A brazen Orange County identity theft ring that stole more than $400,000 from two Vons grocery stores in 2015 before a U.S. Secret Service investigation resulted this week in a 75-month federal prison punishment for one of the conspirators.
U.S. District Court Judge David O. Carter allowed both federal prosecutors and 26-year-old Christopher Hoang Do to file sentencing arguments under seal before rending punishment and issuing a restitution order totaling $402,197, which the defendant will be jointly responsible to pay with colleagues John Steven Vo, Dat The Pham, Vu Tien Nguyen and Phi Hung Nguyen, according to court records.

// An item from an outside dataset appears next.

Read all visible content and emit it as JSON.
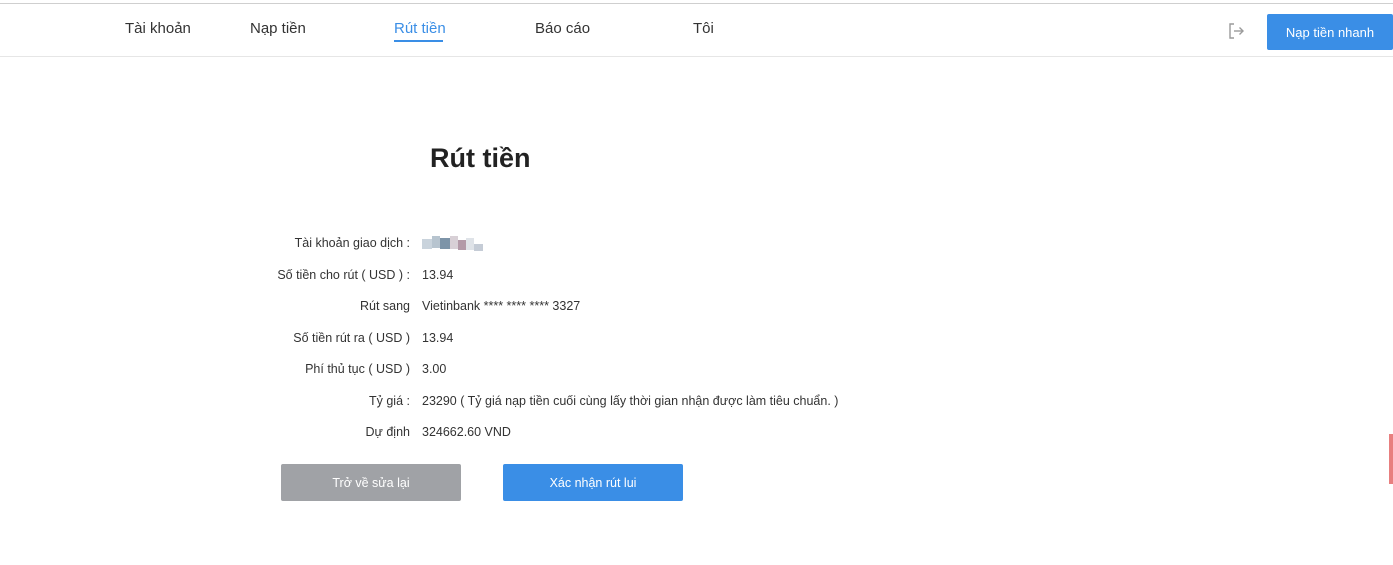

Tipped by American Express security about suspicious transactions at Vons stores in Laguna Niguel and Laguna Woods, Secret Service agents assigned to white collar crime cases in Southern California discovered the thieves used stolen credit cards in efforts to obtain $800,000 worth of $500 gift cards during a two-month period. American Express rejected about half of the attempts, which ranged from $4,000 to $6,000 a piece. Store surveillance cameras showed that a conspirator purchasing the cards usually kept a cell phone to his ear throughout the checkout process, a move agents believe was designed to keep him in contact with lookouts in the parking lot.
According to a Secret Service report, many of the victims were unaware their accounts had been raided because they didn't expect American Express to mail them unrequested new cards in 2015 with what was then a new micro-chip addition. The thieves, who live in Westminster and Santa Ana, managed to intercept mail delivery of the cards without detection and in some cases altered the plastic with high-tech equipment.
In early September 2015, agents plus undercover Orange County Sheriff's Department deputies placed the Vons stores under surveillance and only had to wait one day for the ring to hit the Laguna Niguel store with a fraudulent $6,577 purchase. Raids on houses tied to the thieves produced a huge cache of stolen credit cards, stolen mail, personal profiles of targets, a credit card reader, tipping foil, various ID theft tools, fake driver's licenses, methamphetamine, five pounds of marijuana, scales, gaming consoles and slot machines.
Do's sentencing inside the Ronald Reagan Federal Courthouse in Santa Ana follows Carter's previous 30-month punishment orders for Pham and Vu Tien Nguyen.
R. Scott Moxley’s award-winning investigative journalism has touched nerves for two decades. An angry congressman threatened to break Moxley’s knee caps. A dirty sheriff promised his critical reporting was irrelevant and then landed in prison. The U.S. House of Representatives debated his work. Federal prosecutors credited his stories for the arrest of a doctor who sold fake medicine to dying patients. Moxley has won Journalist of the Year honors at the Los Angeles Press Club; been named Distinguished Journalist of the Year by the LA Society of Professional Journalists; and hailed by two New York Times Magazine writers for his “herculean job” exposing Southern California law enforcement corruption.